Last month, at the first of this year’s two URJ Scheidt Seminars, I met 54 presidents and presidents-elect from our congregations. Representing Reform communities across North America from Ontario to Hawaii and from the largest of the large (with more than 1900 member units) to the smallest of the small (with fewer than 50), they came together to learn, to network, and to build relationships that will enrich their work as presidents and as Reform Movement leaders.
As I surveyed the array of lay leaders at the opening session, I marveled at their commitment as volunteers. Despite demanding professional jobs, parenting responsibilities, a range of other obligations, and incredibly hectic lives, each one has taken on this sacred calling to lead and inspire sacred action in their own communities. The diversity in their life experiences, skill sets, and faith journeys stirred me – and strengthens Reform Judaism.
Throughout the four-day seminar, I saw relationships forming among attendees, who were grouped together based on their congregations’ size for much of the shared learning. This configuration ensured that discussions related to their needs around such topics as thinking like a president, governance, engaging the next generation, creating a culture of philanthropy, and defining a congregation’s “why.” In several sessions, participants were grouped by URJ Community, encouraging networking and relationship-building among presidents from the same geographic region.
On Friday, when I met with each of the four size-based groups, I knew that part of my job was to help them coalesce. At Shabbat dinner, I noticed the conversations (and the laughter) were deeper, as people shared more about themselves and their congregations, and truly started to weave a network of support for each other. Shabbat – with its worship, text study, and ongoing relationship building – reinforced that network. When I met with one of the groups again late on Shabbat afternoon, it was clear I was crashing their party. Their shared experiences and concerns had helped them bond as a group and build a support network that will continue well beyond the face-to-face gathering.

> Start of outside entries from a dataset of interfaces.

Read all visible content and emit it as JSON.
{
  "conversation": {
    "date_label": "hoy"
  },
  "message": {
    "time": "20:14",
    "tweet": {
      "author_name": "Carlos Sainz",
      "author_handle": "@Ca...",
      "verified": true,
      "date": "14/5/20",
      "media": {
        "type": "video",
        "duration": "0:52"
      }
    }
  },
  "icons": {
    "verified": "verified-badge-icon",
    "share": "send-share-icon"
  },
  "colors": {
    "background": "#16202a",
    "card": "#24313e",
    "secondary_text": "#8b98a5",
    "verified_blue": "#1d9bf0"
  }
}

The Scheidt Seminar – as always – offered participants many important takeaways. As Helen Holden of Temple Chai in Phoenix, AZ, shared with us, “I came…thinking I would meet some nice people and have some resources I could integrate into my board leadership. I left feeling inspired to take action.” For my part, I am hopeful that participants (and their other congregational leaders back home) will remember that they have a unique relationship, a sacred partnership, with each other. Most of all, I want them to know that the Scheidt Seminar marks the beginning of the URJ’s support of them as leaders, and the sacred congregational endeavors they undertake. I am eager, indeed, to see what outstanding programming, initiatives, and leadership will unfold from the actions Helen and her fellow Scheidt participants will inspire within their own congregations.
This year, to accommodate more congregations than in the past, the URJ scheduled two sessions of the Scheidt Seminar. The April 2017 Scheidt Seminar will be held from April 20-23 in Peachtree City, GA. Registration is now open and will close on March 20 or when all spaces are filled, whichever comes first.